“Those who cannot remember the past are condemned to repeat it.” George Santayana
A Facebook friend reminded me that it was 122 years ago today, on December 28,1890, that more than 300, unarmed native Americans were slaughtered in South Dakota by U.S. Forces. The dead included women and children, and this travesty is recanted in horrific detail through the pages of Bury My Heart at Wounded Knee.
Colonel James Forsyth was later charged with The Killing of Innocents, but was exonerated and promoted. 22 of the soldiers that day were awarded the Congressional Medal of Honor. Do you remember being taught that lesson in public school? Probably not. It’s a piece of American history we like to forget.
“I can still see the butchered women and children lying heaped and scattered all along the crooked gulch as plain as when I saw them with eyes young. I can see that something else died there in the bloody mud, and was buried in the blizzard. My people’s dream died there. It was a beautiful dream… the nation’s hoop is broken and scattered. There is no center any longer, and the sacred tree is dead.” -Black Elk (1863-1950); Oglala Holy man.
The Lakota and other tribes were labeled as terrorists in Washington, DC, long before we created the Patriot Act to keep ourselves “safe” from terrorists.
As we once again debate how to keep American citizens safe, many people dismiss the quaint notion of government tyranny. Tyranny happens in other places, not here…not now…they say.

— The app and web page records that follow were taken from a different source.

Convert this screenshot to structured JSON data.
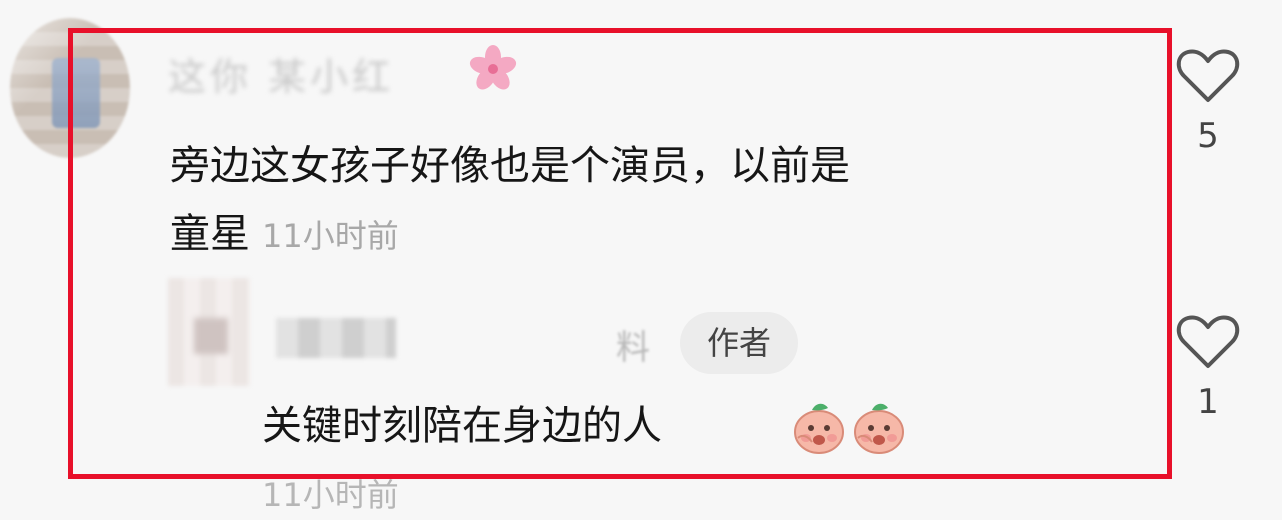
{
  "comment": {
    "username_blurred": "这你 某小红",
    "text_line1": "旁边这女孩子好像也是个演员，以前是",
    "text_line2": "童星",
    "time": "11小时前",
    "like_count": "5"
  },
  "reply": {
    "username_tail": "料",
    "author_badge": "作者",
    "text": "关键时刻陪在身边的人",
    "time": "11小时前",
    "like_count": "1"
  },
  "colors": {
    "highlight_border": "#e8102a",
    "badge_bg": "#ececec",
    "time_text": "#a8a8a8"
  },
  "icons": [
    "cherry-blossom-icon",
    "heart-outline-icon",
    "peach-emoji-icon"
  ]
}
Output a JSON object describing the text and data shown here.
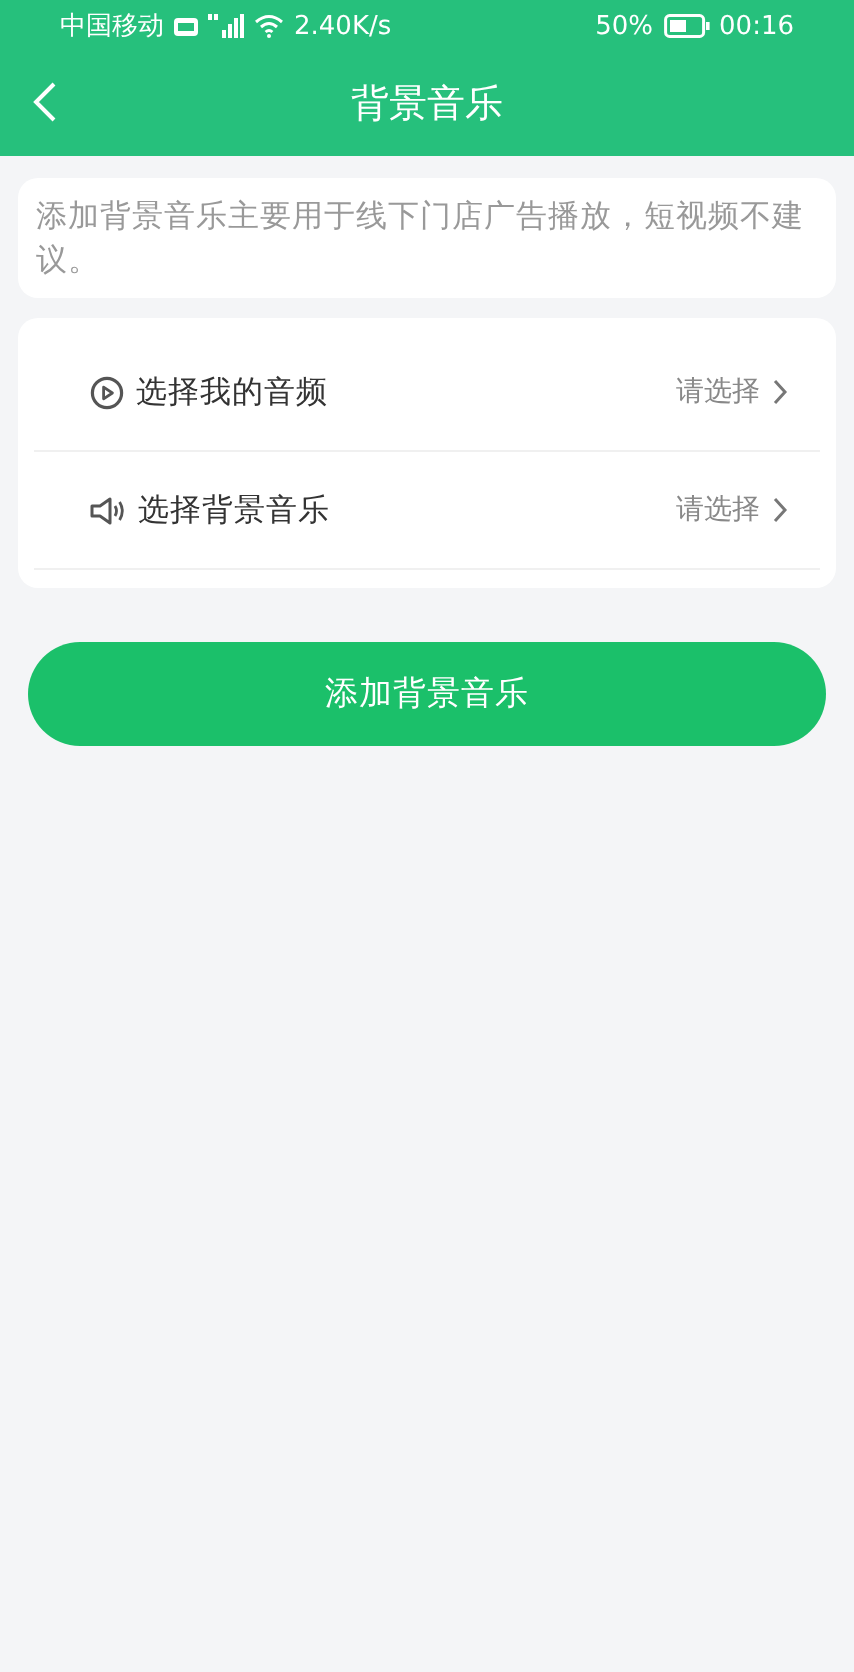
{
  "status_bar": {
    "carrier": "中国移动",
    "speed": "2.40K/s",
    "battery": "50%",
    "time": "00:16"
  },
  "header": {
    "title": "背景音乐"
  },
  "notice": "添加背景音乐主要用于线下门店广告播放，短视频不建议。",
  "rows": [
    {
      "kind": "play",
      "label": "选择我的音频",
      "value": "请选择"
    },
    {
      "kind": "speaker",
      "label": "选择背景音乐",
      "value": "请选择"
    }
  ],
  "button": "添加背景音乐"
}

Generally, these believers in government authority and the government’s sole discretion in keeping us safe are white folk who rarely consider the downsides of an unbalanced distribution of force and power. These believers in government sanctity forget about the rather recent atrocities in Dafur, Serbia, Libya or Nazi Germany.
I spent the summer of 1987 working on the Cheyenne River Reservation in Eagle Butte, South Dakota. Back then, I thought wanted to be a priest.
I was 23 and full of my self as most 23-year-old men are. I strived to be sensitive, to be politically correct. The wise Lakota who surrounded me would gently smile when I used the words, “Native American.”
I tried my best to be empathetic, compassionate. I desperately wanted people to know that I was enlightened and not a typical white man; someone who could listen without judgment or prejudice.
One of the men on the reservation set me straight. “If you think you can assuage the sins of your past with a couple of words, you are sorely mistaken.”
He stepped outside to have a cigarette. We never crossed paths again.
So here are two pictures. One is from 122 years ago; the other is from 1987.
Take a good look, and you tell me… have we learned anything from history?